One may wonder, knowing how complicated Flight Simulator can be, how it would work on a controller instead of a keyboard and how would the general complexity translate to a console? The answer is that it’s a very customisable game with scores of optional assists (some I still have no idea what they actually mean) so you can tailor it to how you want to play. It is set up in a similar way to modern F1 games where it can be as complex as you want it to be or as much of a breeze as you like, with a bit more autopilot, if you will. I would recommend putting your settings in the middle so that it’s still a little exciting and hands-on. For example my landings to this day are a little hit and miss, I think about whether I have enough fuel to make my journey or whether I need to divert to the nearest airport and I love it for that.

Also, the console version features an AI pilot (which I understand is also launching on the PC version at the same time) this means that if you open the menu whilst in flight, the AI pilot will take over until you have finished what you are doing. They won’t do anything crazy; most of the time they will just keep you heading toward your destination. Mind you, you don’t need to open the menu to press buttons on the aircraft dashboard, in fact its best you don’t sometimes, when I had the menu open trying to change fuel tanks – after a crash or two – I realised I was fighting the AI.

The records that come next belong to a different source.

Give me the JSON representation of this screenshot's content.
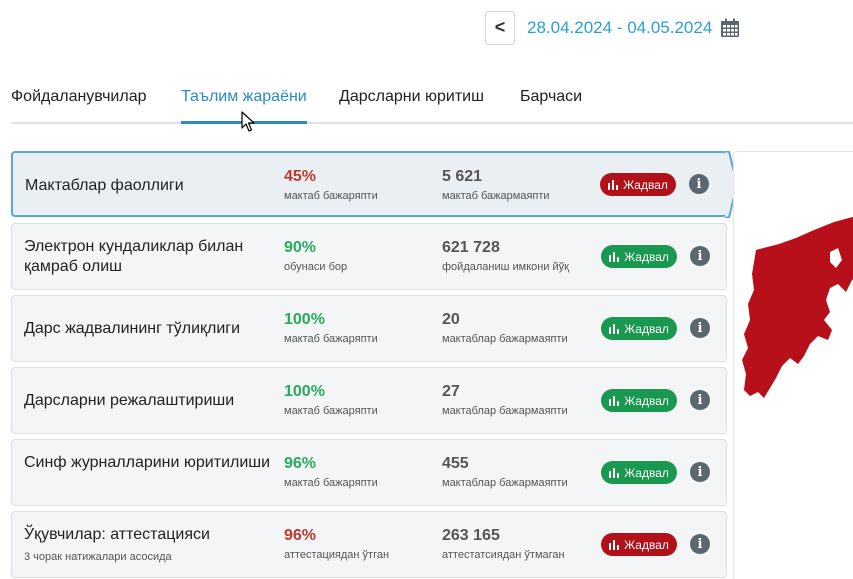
{
  "header": {
    "back_label": "<",
    "date_range": "28.04.2024 - 04.05.2024"
  },
  "tabs": [
    {
      "label": "Фойдаланувчилар"
    },
    {
      "label": "Таълим жараёни"
    },
    {
      "label": "Дарсларни юритиш"
    },
    {
      "label": "Барчаси"
    }
  ],
  "active_tab": "Таълим жараёни",
  "colors": {
    "accent": "#2a8cbf",
    "badge_red": "#b3111a",
    "badge_green": "#18994f",
    "map_red": "#b8101a"
  },
  "cards": [
    {
      "title": "Мактаблар фаоллиги",
      "subtitle": "",
      "pct": "45%",
      "pct_label": "мактаб бажаряпти",
      "pct_color": "red",
      "count": "5 621",
      "count_label": "мактаб бажармаяпти",
      "badge": "Жадвал",
      "badge_color": "red"
    },
    {
      "title": "Электрон кундаликлар билан қамраб олиш",
      "subtitle": "",
      "pct": "90%",
      "pct_label": "обунаси бор",
      "pct_color": "green",
      "count": "621 728",
      "count_label": "фойдаланиш имкони йўқ",
      "badge": "Жадвал",
      "badge_color": "green"
    },
    {
      "title": "Дарс жадвалининг тўлиқлиги",
      "subtitle": "",
      "pct": "100%",
      "pct_label": "мактаб бажаряпти",
      "pct_color": "green",
      "count": "20",
      "count_label": "мактаблар бажармаяпти",
      "badge": "Жадвал",
      "badge_color": "green"
    },
    {
      "title": "Дарсларни режалаштириши",
      "subtitle": "",
      "pct": "100%",
      "pct_label": "мактаб бажаряпти",
      "pct_color": "green",
      "count": "27",
      "count_label": "мактаблар бажармаяпти",
      "badge": "Жадвал",
      "badge_color": "green"
    },
    {
      "title": "Синф журналларини юритилиши",
      "subtitle": "",
      "pct": "96%",
      "pct_label": "мактаб бажаряпти",
      "pct_color": "green",
      "count": "455",
      "count_label": "мактаблар бажармаяпти",
      "badge": "Жадвал",
      "badge_color": "green"
    },
    {
      "title": "Ўқувчилар: аттестацияси",
      "subtitle": "3 чорак натижалари асосида",
      "pct": "96%",
      "pct_label": "аттестациядан ўтган",
      "pct_color": "red",
      "count": "263 165",
      "count_label": "аттестатсиядан ўтмаган",
      "badge": "Жадвал",
      "badge_color": "red"
    }
  ],
  "icons": {
    "back": "chevron-left-icon",
    "calendar": "calendar-icon",
    "badge": "bar-chart-icon",
    "info": "info-icon"
  }
}
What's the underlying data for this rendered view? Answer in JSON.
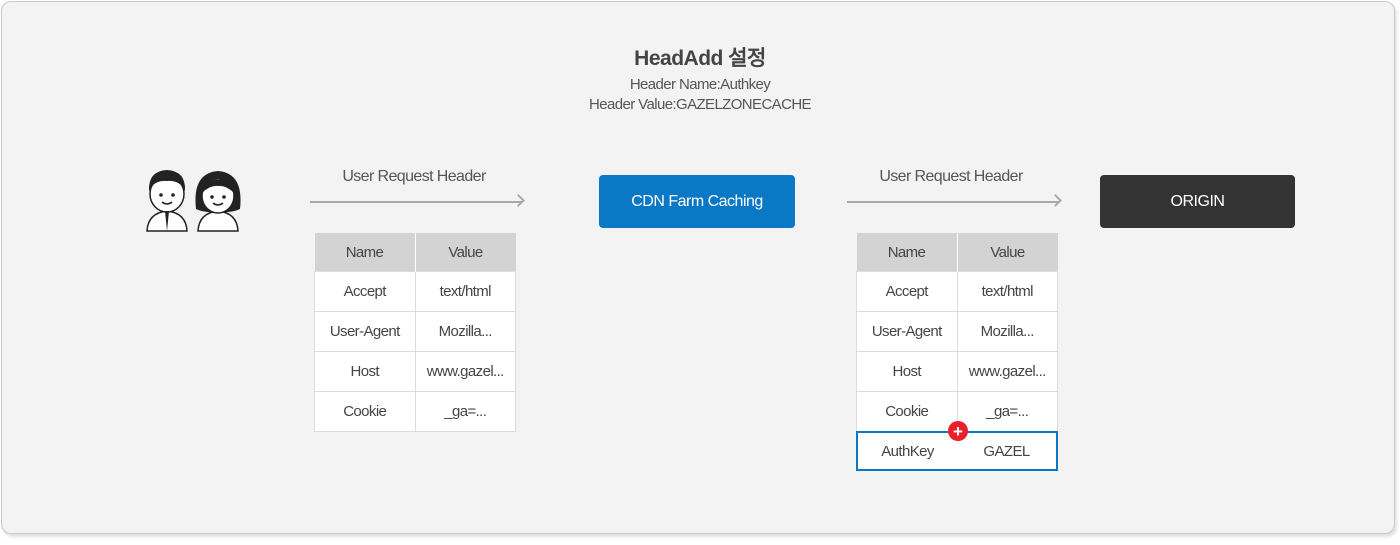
{
  "title": "HeadAdd 설정",
  "header_name_line": "Header Name:Authkey",
  "header_value_line": "Header Value:GAZELZONECACHE",
  "arrow1_label": "User Request Header",
  "arrow2_label": "User Request Header",
  "cdn_box": "CDN Farm Caching",
  "origin_box": "ORIGIN",
  "table_left": {
    "headers": [
      "Name",
      "Value"
    ],
    "rows": [
      [
        "Accept",
        "text/html"
      ],
      [
        "User-Agent",
        "Mozilla..."
      ],
      [
        "Host",
        "www.gazel..."
      ],
      [
        "Cookie",
        "_ga=..."
      ]
    ]
  },
  "table_right": {
    "headers": [
      "Name",
      "Value"
    ],
    "rows": [
      [
        "Accept",
        "text/html"
      ],
      [
        "User-Agent",
        "Mozilla..."
      ],
      [
        "Host",
        "www.gazel..."
      ],
      [
        "Cookie",
        "_ga=..."
      ]
    ],
    "added_row": [
      "AuthKey",
      "GAZEL"
    ]
  },
  "plus_symbol": "+",
  "icons": [
    "users-icon",
    "plus-icon"
  ],
  "colors": {
    "cdn": "#0b78c6",
    "origin": "#333333",
    "highlight": "#0b78c6",
    "plus": "#e8202a"
  }
}
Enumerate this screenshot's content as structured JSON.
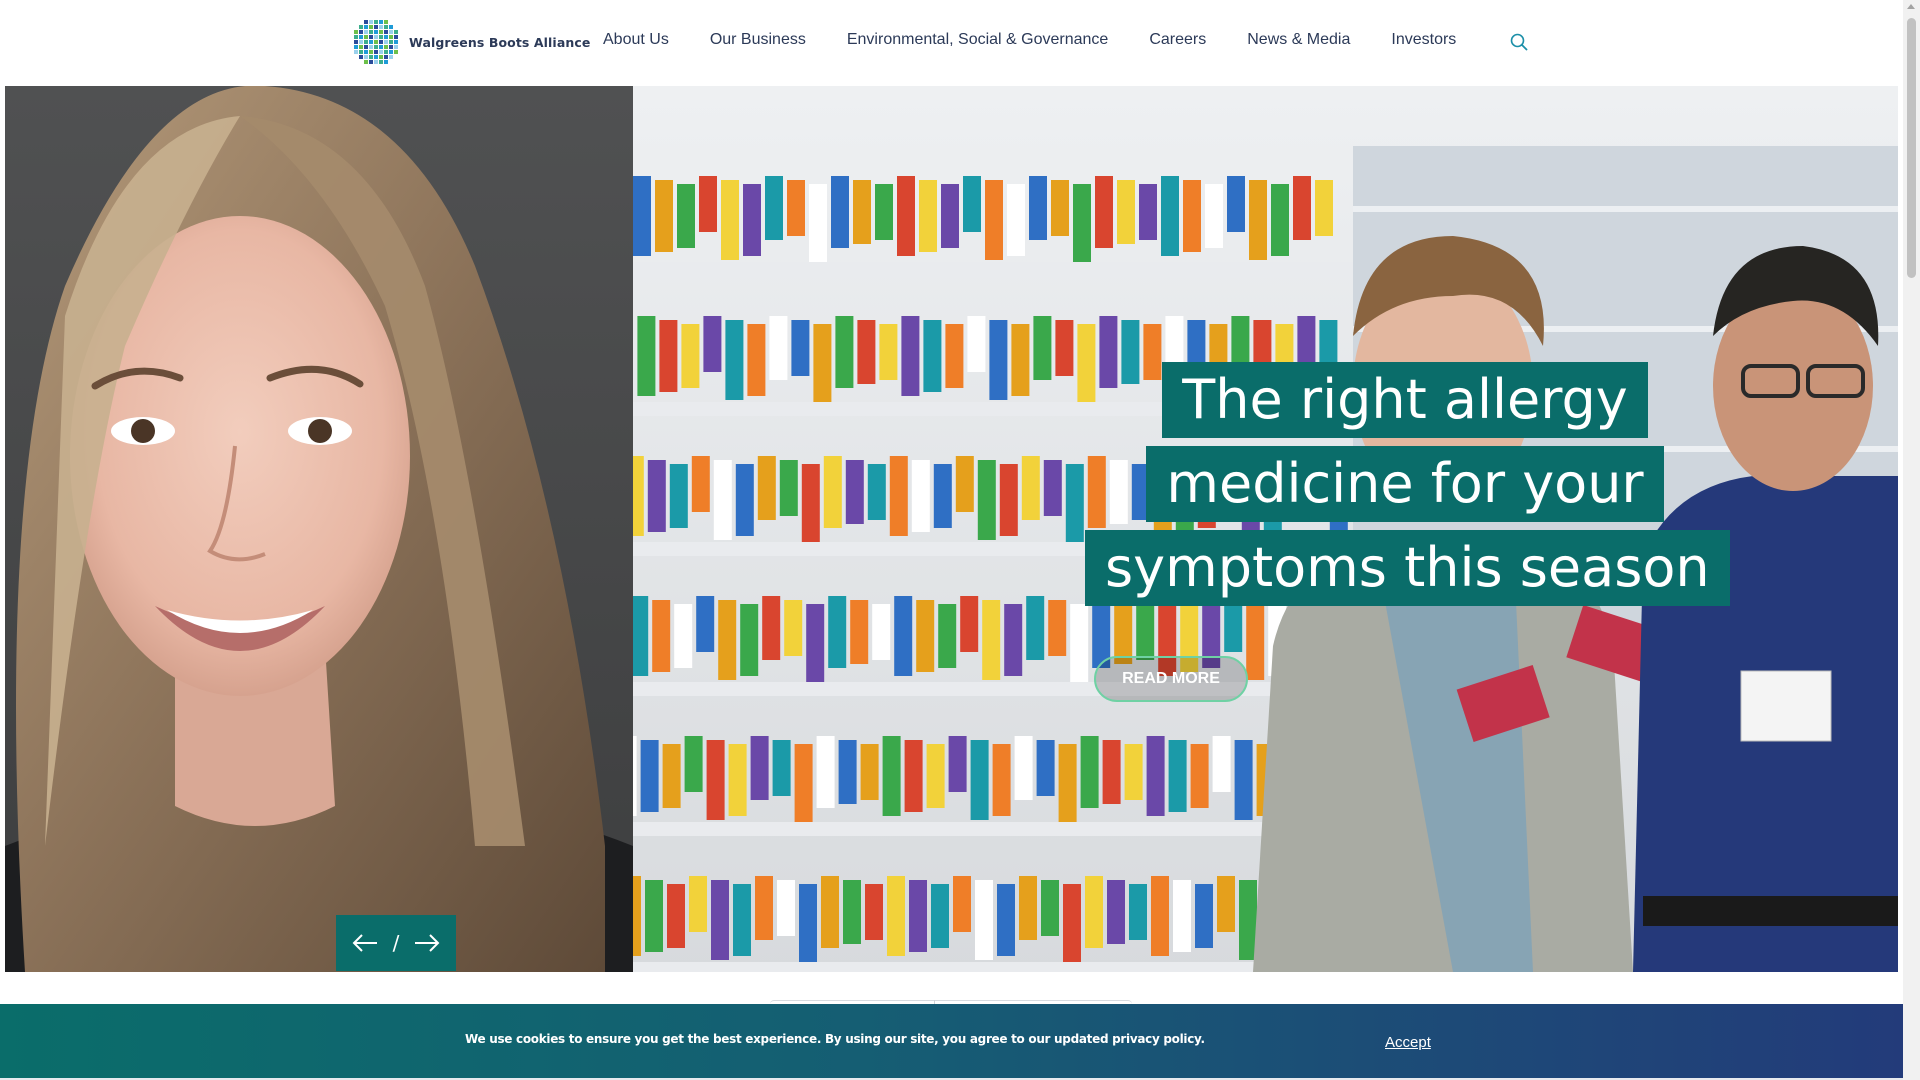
{
  "header": {
    "brand": "Walgreens Boots Alliance",
    "nav": [
      "About Us",
      "Our Business",
      "Environmental, Social & Governance",
      "Careers",
      "News & Media",
      "Investors"
    ],
    "search_icon": "search-icon"
  },
  "hero": {
    "headline_lines": [
      "The right allergy",
      "medicine for your",
      "symptoms this season"
    ],
    "cta_label": "READ MORE",
    "carousel": {
      "prev_icon": "arrow-left-icon",
      "separator": "/",
      "next_icon": "arrow-right-icon"
    },
    "accent_color": "#0a6d6a",
    "cta_border_color": "#6fd1a4"
  },
  "cookie": {
    "message_prefix": "We use cookies to ensure you get the best experience. By using our site, you agree to our updated ",
    "link_text": "privacy policy",
    "message_suffix": ".",
    "accept_label": "Accept"
  }
}
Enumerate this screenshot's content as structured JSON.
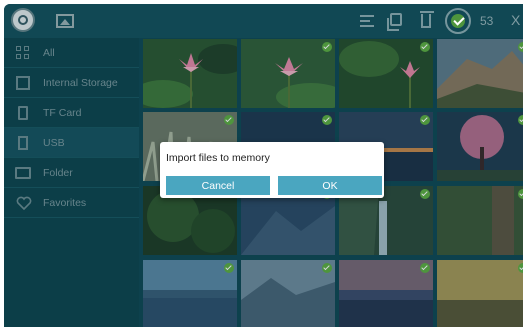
{
  "toolbar": {
    "icons": [
      "avatar-icon",
      "gallery-icon",
      "list-icon",
      "copy-icon",
      "trash-icon",
      "select-all-icon",
      "close-icon"
    ],
    "selected_count": "53",
    "close_label": "X"
  },
  "sidebar": {
    "items": [
      {
        "label": "All",
        "icon": "grid-icon"
      },
      {
        "label": "Internal Storage",
        "icon": "storage-icon"
      },
      {
        "label": "TF Card",
        "icon": "sd-card-icon"
      },
      {
        "label": "USB",
        "icon": "usb-icon"
      },
      {
        "label": "Folder",
        "icon": "folder-icon"
      },
      {
        "label": "Favorites",
        "icon": "heart-icon"
      }
    ],
    "active_index": 3
  },
  "grid": {
    "thumbnails": [
      {
        "subject": "lotus",
        "selected": false
      },
      {
        "subject": "lotus",
        "selected": true
      },
      {
        "subject": "lotus",
        "selected": true
      },
      {
        "subject": "rocky hill",
        "selected": true
      },
      {
        "subject": "grass",
        "selected": true
      },
      {
        "subject": "blue hills",
        "selected": true
      },
      {
        "subject": "sunset sea",
        "selected": true
      },
      {
        "subject": "pink tree",
        "selected": true
      },
      {
        "subject": "forest",
        "selected": true
      },
      {
        "subject": "mountain",
        "selected": true
      },
      {
        "subject": "waterfall",
        "selected": true
      },
      {
        "subject": "tree trunk",
        "selected": true
      },
      {
        "subject": "lake",
        "selected": true
      },
      {
        "subject": "mountain lake",
        "selected": true
      },
      {
        "subject": "harbor sunset",
        "selected": true
      },
      {
        "subject": "sunset",
        "selected": true
      }
    ]
  },
  "dialog": {
    "title": "Import files to memory",
    "cancel_label": "Cancel",
    "ok_label": "OK"
  },
  "colors": {
    "background": "#0f4a56",
    "accent": "#4aa6c0",
    "check": "#5fb043"
  }
}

Microsoft Flight Simulator on Xbox is a stunner of a game in my opinion, it is impressive on every front. Its recreation of the world is just so spectacular and the parts of the world I visited that I have been in person are absolutely spot on and just as I remember them. It’s a game that can be as complex as you like but it is equally so friendly to play. You can go anywhere in the world you want to and see things that you have never seen before. It’s the closest we will get to international travel for a little while I reckon. I just adore this game, I really, really, do. I just cannot wait for my next flight.